When you open a joint bank account with your spouse, the money that either of you deposit into the account belongs to you both. Your bank does not have keep track of who makes the deposits and who makes the withdrawals. You have little or no legal recourse against your bank or your spouse if your spouse decides to spend or withdraw all of the money in the account.
Most joint bank account owners have rights of survivorship, which means that either of you can withdraw money or close the account at any time, and when one owner dies, the other owner gains full control of the account. In some states, such as North Carolina, married people can open accounts as tenants by entirety. This type of joint account works in a similar manner to a survivorship account except for the fact that only married people can open accounts as tenants by entirety. Therefore, your spouse can empty the account without your consent.
Couples often become embroiled in disputes over bank accounts during or prior to divorce proceedings. If you and your spouse plan to divorce, either one of you can withdraw all of the proceeds from your joint bank account and deposit the money into a new single-ownership account. However, when you take such action, you may hurt your chances of receiving a favorable settlement at the conclusion of the divorce proceedings. In many instances, divorce courts place a freeze on joint accounts during the actual divorce proceedings and only allow the account holders to make withdrawals to cover basic necessities. You and your spouse may find yourself in contempt of court if either of you deplete your account in violation of such a court order.

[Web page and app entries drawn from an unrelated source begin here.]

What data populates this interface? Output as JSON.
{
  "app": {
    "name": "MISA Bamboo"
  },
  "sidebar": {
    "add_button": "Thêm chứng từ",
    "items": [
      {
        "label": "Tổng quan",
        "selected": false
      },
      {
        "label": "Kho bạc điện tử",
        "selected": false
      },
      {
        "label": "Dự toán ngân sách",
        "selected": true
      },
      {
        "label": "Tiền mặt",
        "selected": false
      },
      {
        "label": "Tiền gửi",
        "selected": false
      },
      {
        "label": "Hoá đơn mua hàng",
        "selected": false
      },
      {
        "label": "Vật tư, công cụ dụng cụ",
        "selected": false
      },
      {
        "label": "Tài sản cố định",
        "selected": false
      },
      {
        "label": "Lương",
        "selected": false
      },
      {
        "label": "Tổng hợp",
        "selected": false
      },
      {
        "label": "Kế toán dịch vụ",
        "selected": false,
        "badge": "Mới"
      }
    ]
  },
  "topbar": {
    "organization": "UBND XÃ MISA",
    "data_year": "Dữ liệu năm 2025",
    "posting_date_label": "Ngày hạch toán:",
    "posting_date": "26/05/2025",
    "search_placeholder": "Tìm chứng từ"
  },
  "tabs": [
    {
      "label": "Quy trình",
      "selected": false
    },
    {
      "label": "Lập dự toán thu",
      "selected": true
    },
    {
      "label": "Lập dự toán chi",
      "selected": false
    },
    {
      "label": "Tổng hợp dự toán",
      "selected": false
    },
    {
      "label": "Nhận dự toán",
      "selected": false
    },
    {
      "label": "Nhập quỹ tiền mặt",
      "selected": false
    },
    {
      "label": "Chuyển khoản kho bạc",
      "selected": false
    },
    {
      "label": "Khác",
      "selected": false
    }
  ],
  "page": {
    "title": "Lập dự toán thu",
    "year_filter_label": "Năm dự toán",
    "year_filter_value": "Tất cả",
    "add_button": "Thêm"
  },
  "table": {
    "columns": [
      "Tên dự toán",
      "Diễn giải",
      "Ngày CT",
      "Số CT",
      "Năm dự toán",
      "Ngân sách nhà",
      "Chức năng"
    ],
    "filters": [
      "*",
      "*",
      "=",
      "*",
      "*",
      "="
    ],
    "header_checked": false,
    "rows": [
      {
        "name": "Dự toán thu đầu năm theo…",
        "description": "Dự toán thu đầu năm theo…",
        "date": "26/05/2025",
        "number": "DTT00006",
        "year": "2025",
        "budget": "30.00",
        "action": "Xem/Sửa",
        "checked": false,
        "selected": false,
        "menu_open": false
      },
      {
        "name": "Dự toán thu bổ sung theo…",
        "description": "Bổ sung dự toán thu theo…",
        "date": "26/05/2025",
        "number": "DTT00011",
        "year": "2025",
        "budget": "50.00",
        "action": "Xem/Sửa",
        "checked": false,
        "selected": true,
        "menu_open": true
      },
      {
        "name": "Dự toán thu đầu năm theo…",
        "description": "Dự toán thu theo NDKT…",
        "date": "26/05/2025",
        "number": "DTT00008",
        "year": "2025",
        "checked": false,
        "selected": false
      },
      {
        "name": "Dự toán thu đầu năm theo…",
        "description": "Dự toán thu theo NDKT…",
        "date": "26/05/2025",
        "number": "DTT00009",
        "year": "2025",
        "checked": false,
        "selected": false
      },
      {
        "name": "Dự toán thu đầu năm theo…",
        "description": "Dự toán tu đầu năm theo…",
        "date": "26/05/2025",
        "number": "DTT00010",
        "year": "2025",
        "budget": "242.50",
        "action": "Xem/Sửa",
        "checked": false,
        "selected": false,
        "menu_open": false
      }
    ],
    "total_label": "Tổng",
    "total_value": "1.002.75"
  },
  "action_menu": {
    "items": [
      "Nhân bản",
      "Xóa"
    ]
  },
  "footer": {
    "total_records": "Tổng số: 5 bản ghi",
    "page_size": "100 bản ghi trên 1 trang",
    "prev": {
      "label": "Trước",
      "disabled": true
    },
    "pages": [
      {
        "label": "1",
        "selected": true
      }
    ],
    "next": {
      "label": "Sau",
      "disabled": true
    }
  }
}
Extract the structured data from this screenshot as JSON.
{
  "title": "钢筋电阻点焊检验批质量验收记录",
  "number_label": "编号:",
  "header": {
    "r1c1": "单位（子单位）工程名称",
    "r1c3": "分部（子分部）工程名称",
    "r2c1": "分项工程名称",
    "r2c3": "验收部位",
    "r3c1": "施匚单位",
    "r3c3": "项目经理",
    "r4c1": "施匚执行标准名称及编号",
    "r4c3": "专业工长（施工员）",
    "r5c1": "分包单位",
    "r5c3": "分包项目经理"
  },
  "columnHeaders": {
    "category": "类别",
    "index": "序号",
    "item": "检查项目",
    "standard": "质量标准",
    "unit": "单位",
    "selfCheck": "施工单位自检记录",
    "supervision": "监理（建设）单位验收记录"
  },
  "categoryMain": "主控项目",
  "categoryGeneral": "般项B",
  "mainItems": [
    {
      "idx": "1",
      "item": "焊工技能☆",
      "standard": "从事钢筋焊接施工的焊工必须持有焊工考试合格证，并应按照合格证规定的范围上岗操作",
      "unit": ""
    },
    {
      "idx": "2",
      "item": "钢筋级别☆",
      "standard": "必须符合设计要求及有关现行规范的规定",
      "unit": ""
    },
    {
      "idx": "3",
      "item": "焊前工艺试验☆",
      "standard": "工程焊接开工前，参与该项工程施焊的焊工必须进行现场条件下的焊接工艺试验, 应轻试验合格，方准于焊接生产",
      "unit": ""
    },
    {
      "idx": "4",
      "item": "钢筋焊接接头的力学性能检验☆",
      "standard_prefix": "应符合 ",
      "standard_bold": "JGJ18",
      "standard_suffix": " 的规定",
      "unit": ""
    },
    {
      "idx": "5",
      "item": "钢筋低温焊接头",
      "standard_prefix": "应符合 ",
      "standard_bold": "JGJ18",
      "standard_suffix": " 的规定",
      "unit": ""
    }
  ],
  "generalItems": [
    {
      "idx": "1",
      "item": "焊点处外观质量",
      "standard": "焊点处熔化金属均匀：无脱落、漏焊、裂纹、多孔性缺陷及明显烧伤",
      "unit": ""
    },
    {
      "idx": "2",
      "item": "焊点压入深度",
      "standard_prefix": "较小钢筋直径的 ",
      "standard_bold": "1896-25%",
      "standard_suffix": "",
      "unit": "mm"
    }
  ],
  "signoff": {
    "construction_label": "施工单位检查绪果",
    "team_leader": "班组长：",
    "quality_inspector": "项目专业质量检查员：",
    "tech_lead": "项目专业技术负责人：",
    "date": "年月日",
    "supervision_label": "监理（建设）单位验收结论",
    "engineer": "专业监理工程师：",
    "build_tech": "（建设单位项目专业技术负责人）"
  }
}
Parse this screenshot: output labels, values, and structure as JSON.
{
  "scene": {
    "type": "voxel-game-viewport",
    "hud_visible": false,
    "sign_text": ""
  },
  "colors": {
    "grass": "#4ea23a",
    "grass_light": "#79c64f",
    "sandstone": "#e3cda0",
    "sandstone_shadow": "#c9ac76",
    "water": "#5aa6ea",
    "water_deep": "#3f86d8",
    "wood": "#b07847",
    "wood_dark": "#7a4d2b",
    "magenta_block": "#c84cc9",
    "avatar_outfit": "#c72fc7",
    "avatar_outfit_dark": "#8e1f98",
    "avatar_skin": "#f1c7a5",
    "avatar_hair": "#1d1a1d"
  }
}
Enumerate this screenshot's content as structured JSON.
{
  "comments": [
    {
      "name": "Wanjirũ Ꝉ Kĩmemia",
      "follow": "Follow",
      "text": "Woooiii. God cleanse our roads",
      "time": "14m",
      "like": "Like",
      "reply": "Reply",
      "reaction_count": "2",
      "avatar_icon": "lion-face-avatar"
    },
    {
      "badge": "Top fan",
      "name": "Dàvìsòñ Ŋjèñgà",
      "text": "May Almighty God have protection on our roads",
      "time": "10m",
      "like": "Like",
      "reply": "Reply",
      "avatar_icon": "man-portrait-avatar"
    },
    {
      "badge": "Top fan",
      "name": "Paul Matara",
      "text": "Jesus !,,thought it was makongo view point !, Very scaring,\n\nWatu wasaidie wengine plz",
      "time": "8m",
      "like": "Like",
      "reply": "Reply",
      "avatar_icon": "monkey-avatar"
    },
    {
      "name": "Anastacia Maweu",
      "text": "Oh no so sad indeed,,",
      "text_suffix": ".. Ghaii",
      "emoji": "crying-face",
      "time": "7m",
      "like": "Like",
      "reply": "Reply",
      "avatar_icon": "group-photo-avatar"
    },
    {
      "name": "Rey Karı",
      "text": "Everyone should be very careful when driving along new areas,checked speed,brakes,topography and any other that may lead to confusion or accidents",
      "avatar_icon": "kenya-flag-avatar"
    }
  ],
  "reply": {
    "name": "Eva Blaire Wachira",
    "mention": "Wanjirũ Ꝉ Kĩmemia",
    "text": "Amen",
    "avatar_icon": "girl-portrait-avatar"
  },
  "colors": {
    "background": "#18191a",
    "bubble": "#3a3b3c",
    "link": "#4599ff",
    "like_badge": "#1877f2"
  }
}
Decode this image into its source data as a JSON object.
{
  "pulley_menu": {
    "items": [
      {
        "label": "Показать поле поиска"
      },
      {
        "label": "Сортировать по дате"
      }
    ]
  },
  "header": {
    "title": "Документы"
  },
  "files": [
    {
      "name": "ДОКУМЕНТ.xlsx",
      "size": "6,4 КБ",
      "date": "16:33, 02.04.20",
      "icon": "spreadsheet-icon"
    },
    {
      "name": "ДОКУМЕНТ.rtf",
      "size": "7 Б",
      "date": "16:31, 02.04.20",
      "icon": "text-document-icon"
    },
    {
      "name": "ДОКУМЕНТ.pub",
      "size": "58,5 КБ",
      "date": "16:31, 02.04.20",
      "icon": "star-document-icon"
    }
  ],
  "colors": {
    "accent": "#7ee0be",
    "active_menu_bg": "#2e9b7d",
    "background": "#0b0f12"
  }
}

Tenancy in Common
Some banks allow people to create joint tenancy-in-common accounts. While usually used by business owners rather than married couples, if you have such an account, your spouse cannot deplete or close a tenancy-in-common account without your consent. In these accounts, each account owner has a partial ownership stake, which means that checks require the signatures of both owners. You cannot get debit cards on these accounts, since such cards are issued to individuals. You can pursue legal action against your bank if it allows your spouse to deplete the account without your authorization. However, due to the liability issues involved, many banks simply refuse to open tenancy-in-common accounts.
If you do not have a tenancy-in-common account and you are not involved in divorce proceedings, then you cannot take legal action against your bank for allowing your spouse to drain your joint account. You can take legal action against your spouse if you have some kind of contractual agreement pertaining to your financial matters that your spouse violated. However, in such instances, you would have to cover the court costs of taking your spouse to court and this would presumably further deplete your bank account balances.
- Bankrate.com; Risks of Joint Bank Accounts; Roxanne Hawn; May 2010
- Phys.org. "Joint bank accounts make for happier couples." Accessed Jan. 27, 2020.
- BBVA. "Understanding Joint Bank Accounts – How Do They Work?" Accessed Jan. 17, 2020.
- NOLO. "What Happens to Bank Accounts at Your Death." Accessed Jan. 17, 2020.
- BPE Law Group. "Probate Litigation and Joint Bank Accounts — Are Your Accounts Properly Titled?" Accessed Jan. 17, 2020.
- CreditCards.com "Financial infidelity poll: 20% say a secret account is worse than an affair." Accessed January 27, 2020.